[Excerpts from a dataset]
═══

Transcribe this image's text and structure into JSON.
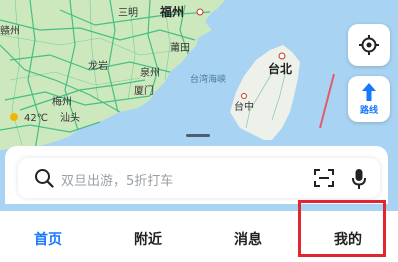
{
  "map": {
    "labels": {
      "ganzhou": "赣州",
      "sanming": "三明",
      "fuzhou": "福州",
      "putian": "莆田",
      "longyan": "龙岩",
      "quanzhou": "泉州",
      "xiamen": "厦门",
      "taiwan_strait": "台湾海峡",
      "taipei": "台北",
      "taichung": "台中",
      "meizhou": "梅州",
      "weather": "42℃",
      "shantou": "汕头"
    },
    "colors": {
      "sea": "#a9d3f2",
      "land": "#f3f2ee",
      "green_land": "#c9e6b8",
      "road": "#2eb87a"
    }
  },
  "controls": {
    "locate_icon": "crosshair-icon",
    "route_icon": "arrow-up-icon",
    "route_label": "路线"
  },
  "search": {
    "placeholder": "双旦出游，5折打车",
    "search_icon": "search-icon",
    "scan_icon": "scan-icon",
    "mic_icon": "microphone-icon"
  },
  "tabs": [
    {
      "label": "首页",
      "active": true
    },
    {
      "label": "附近",
      "active": false
    },
    {
      "label": "消息",
      "active": false
    },
    {
      "label": "我的",
      "active": false
    }
  ],
  "accent": "#1677ff",
  "highlight_color": "#e0262f"
}
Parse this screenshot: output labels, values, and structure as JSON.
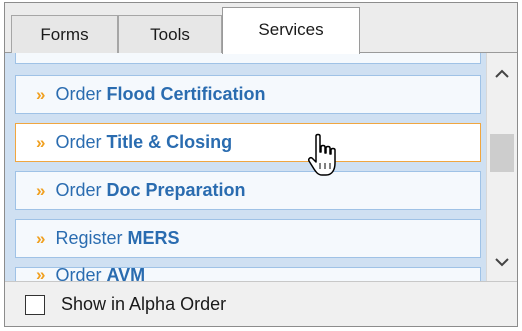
{
  "tabs": [
    {
      "label": "Forms",
      "active": false
    },
    {
      "label": "Tools",
      "active": false
    },
    {
      "label": "Services",
      "active": true
    }
  ],
  "services": {
    "items": [
      {
        "prefix": "Order",
        "name": "Flood Certification"
      },
      {
        "prefix": "Order",
        "name": "Title & Closing",
        "hovered": true
      },
      {
        "prefix": "Order",
        "name": "Doc Preparation"
      },
      {
        "prefix": "Register",
        "name": "MERS"
      },
      {
        "prefix": "Order",
        "name": "AVM"
      }
    ],
    "chevron": "»"
  },
  "footer": {
    "checkbox_label": "Show in Alpha Order",
    "checked": false
  },
  "icons": {
    "scroll_up": "chevron-up-icon",
    "scroll_down": "chevron-down-icon",
    "cursor": "hand-pointer-icon"
  },
  "colors": {
    "item_text": "#2a6cb0",
    "chevron": "#f0a020",
    "hover_border": "#f0a640",
    "item_border": "#9fc2e6",
    "list_bg": "#cfe0f2"
  }
}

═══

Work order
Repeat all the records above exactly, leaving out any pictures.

Task output
Transcribe this image's text and structure into JSON.
{
  "map": {
    "labels": {
      "ganzhou": "赣州",
      "sanming": "三明",
      "fuzhou": "福州",
      "putian": "莆田",
      "longyan": "龙岩",
      "quanzhou": "泉州",
      "xiamen": "厦门",
      "taiwan_strait": "台湾海峡",
      "taipei": "台北",
      "taichung": "台中",
      "meizhou": "梅州",
      "weather": "42℃",
      "shantou": "汕头"
    },
    "colors": {
      "sea": "#a9d3f2",
      "land": "#f3f2ee",
      "green_land": "#c9e6b8",
      "road": "#2eb87a"
    }
  },
  "controls": {
    "locate_icon": "crosshair-icon",
    "route_icon": "arrow-up-icon",
    "route_label": "路线"
  },
  "search": {
    "placeholder": "双旦出游，5折打车",
    "search_icon": "search-icon",
    "scan_icon": "scan-icon",
    "mic_icon": "microphone-icon"
  },
  "tabs": [
    {
      "label": "首页",
      "active": true
    },
    {
      "label": "附近",
      "active": false
    },
    {
      "label": "消息",
      "active": false
    },
    {
      "label": "我的",
      "active": false
    }
  ],
  "accent": "#1677ff",
  "highlight_color": "#e0262f"
}
Parse this screenshot: output labels, values, and structure as JSON.
{
  "tabs": [
    {
      "label": "Forms",
      "active": false
    },
    {
      "label": "Tools",
      "active": false
    },
    {
      "label": "Services",
      "active": true
    }
  ],
  "services": {
    "items": [
      {
        "prefix": "Order",
        "name": "Flood Certification"
      },
      {
        "prefix": "Order",
        "name": "Title & Closing",
        "hovered": true
      },
      {
        "prefix": "Order",
        "name": "Doc Preparation"
      },
      {
        "prefix": "Register",
        "name": "MERS"
      },
      {
        "prefix": "Order",
        "name": "AVM"
      }
    ],
    "chevron": "»"
  },
  "footer": {
    "checkbox_label": "Show in Alpha Order",
    "checked": false
  },
  "icons": {
    "scroll_up": "chevron-up-icon",
    "scroll_down": "chevron-down-icon",
    "cursor": "hand-pointer-icon"
  },
  "colors": {
    "item_text": "#2a6cb0",
    "chevron": "#f0a020",
    "hover_border": "#f0a640",
    "item_border": "#9fc2e6",
    "list_bg": "#cfe0f2"
  }
}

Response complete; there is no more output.